The Wall Street Journal predicts that April’s employment report will show that the coronavirus pandemic has inflicted the largest one-month blow to the US labor market on record, 16.1% unemployment. For comparison purposes, unemployment remained above an average of 14% from 1931 to 1940 during the Great Depression.
In early January 2020 prior to COVID, the Center for Retirement Research at Boston University predicted that 50% of today’s workers will not have enough money to sustain their standard of living when they retire. On top of not having enough money to sustain their standard of living, the AARP Public Policy Institute predicted “…our nation will face a severe shortage in accessible and affordable housing…” to meet the needs of the 20% of our population who will be over 65 by 2030.
So what are the parents of Millennials, Gen-Xers and even some young Boomers going to do as the little they have in retirement savings gets even more depleted by the COVID economy? Move into their adult child’s home. In fact, a growing number of housing experts and economists are predicting that the already 14% of adults living in the house of their adult child (according to the Pew Research Center) will actually turn out to become examples of what trend economists are calling the reverse boomerang effect.
Georgia Lee Hussey, a financial planner in Portland OR, is actually seeing this reverse boomerang effect in real time. Hussey last week told The New York Times, “Most of my clients have at least one parent that needs to be factored into their financial planning.”
Such financial planning may include the reverse boomerang effect of parents moving into the homes of their Millennial, Gen-X or young Boomer child(ren) and/or their child(ren) providing financial assistance to their parent(s).
Perhaps this double whammy of the Great Recession and the COVID economy is making everything old new again. My grandmother split her year into thirds, living with each of her three adult daughters in their respective homes prior to both the Great Recession and this COVID nightmare. (I, by the way, loved having my grandmother live with us.)
Who’s to say at this point how many of you and your clients will have your parents and grandparents living with you simply because these parents and grandparents are now, after two economic wallops in just 12 years, completely tapped out and have no where else to live.
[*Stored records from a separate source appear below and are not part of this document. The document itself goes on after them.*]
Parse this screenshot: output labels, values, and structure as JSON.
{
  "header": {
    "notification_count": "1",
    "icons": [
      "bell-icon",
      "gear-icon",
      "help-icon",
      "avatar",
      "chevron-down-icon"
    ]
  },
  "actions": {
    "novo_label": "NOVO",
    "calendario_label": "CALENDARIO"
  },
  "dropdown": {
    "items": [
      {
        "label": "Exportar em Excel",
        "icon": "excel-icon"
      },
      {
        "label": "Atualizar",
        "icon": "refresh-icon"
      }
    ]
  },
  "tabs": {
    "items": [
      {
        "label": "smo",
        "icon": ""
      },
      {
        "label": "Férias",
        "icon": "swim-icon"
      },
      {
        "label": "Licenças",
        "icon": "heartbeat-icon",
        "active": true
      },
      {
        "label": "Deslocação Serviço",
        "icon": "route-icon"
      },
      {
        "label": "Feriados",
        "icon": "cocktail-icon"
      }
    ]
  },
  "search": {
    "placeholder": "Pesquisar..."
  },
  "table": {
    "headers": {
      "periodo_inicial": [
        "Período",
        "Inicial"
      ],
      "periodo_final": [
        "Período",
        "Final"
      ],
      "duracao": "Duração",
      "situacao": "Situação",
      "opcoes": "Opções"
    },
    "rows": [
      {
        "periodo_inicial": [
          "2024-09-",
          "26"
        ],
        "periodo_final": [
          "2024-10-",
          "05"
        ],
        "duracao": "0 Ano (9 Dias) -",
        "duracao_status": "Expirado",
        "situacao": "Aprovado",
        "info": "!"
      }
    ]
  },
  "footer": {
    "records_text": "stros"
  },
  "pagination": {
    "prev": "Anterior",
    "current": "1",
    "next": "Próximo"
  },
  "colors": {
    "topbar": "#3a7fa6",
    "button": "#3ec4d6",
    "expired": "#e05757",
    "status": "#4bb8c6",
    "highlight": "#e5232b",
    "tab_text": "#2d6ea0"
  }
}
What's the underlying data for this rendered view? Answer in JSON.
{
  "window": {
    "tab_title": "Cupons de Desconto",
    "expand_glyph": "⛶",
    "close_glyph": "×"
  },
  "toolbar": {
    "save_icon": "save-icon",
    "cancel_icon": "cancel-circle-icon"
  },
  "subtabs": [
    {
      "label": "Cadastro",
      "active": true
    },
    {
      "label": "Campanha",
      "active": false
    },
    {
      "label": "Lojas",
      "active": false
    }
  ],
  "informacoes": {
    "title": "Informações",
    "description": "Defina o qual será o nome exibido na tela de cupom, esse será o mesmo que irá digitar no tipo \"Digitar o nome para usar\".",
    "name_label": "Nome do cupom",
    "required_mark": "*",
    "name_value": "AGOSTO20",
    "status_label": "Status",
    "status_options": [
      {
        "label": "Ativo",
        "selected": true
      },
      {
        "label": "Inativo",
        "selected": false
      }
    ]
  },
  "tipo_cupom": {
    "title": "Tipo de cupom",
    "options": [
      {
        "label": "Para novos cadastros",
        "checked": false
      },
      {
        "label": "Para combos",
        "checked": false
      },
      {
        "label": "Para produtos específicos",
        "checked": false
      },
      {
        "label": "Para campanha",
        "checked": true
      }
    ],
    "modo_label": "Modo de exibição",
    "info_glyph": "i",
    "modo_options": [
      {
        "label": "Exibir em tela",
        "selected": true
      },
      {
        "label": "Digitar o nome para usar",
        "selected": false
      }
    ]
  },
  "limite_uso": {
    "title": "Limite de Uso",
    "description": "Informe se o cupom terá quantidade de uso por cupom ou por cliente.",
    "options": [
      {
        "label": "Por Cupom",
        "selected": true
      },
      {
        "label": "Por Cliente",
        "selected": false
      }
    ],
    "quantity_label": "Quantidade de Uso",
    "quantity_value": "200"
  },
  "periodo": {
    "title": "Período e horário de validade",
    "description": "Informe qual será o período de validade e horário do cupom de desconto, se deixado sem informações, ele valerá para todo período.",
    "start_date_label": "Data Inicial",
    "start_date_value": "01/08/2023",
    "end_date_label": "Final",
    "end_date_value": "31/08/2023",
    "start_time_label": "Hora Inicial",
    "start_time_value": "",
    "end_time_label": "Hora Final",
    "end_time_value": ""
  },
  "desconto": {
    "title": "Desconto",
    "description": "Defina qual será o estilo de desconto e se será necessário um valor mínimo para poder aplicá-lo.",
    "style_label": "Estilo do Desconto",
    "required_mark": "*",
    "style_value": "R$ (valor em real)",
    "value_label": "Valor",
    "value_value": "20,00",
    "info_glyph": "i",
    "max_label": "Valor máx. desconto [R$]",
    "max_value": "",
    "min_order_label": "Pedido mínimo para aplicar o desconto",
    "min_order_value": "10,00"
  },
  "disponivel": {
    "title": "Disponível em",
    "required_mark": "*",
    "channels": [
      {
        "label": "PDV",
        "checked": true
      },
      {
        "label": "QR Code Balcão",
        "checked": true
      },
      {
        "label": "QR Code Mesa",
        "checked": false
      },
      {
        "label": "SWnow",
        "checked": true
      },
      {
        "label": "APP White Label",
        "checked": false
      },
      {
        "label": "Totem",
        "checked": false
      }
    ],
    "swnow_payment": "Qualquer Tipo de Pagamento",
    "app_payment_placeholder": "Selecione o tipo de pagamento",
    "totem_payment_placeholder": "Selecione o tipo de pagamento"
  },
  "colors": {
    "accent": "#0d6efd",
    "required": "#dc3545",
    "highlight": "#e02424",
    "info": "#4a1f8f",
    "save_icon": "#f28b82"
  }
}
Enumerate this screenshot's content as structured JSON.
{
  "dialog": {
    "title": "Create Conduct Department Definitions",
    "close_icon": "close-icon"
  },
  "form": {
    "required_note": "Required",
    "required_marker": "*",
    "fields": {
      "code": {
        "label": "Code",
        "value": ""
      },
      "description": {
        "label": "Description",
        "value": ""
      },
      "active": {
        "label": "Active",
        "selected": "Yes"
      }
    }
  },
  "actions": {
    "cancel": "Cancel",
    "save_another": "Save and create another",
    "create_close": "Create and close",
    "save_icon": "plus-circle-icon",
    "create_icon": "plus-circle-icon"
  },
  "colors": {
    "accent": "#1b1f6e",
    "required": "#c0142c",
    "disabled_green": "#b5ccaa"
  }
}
Thanks to The Atlantic, the Pew Research Center, AARP Public Policy Research, Center for Retirement Research at Boston University and The New York Times.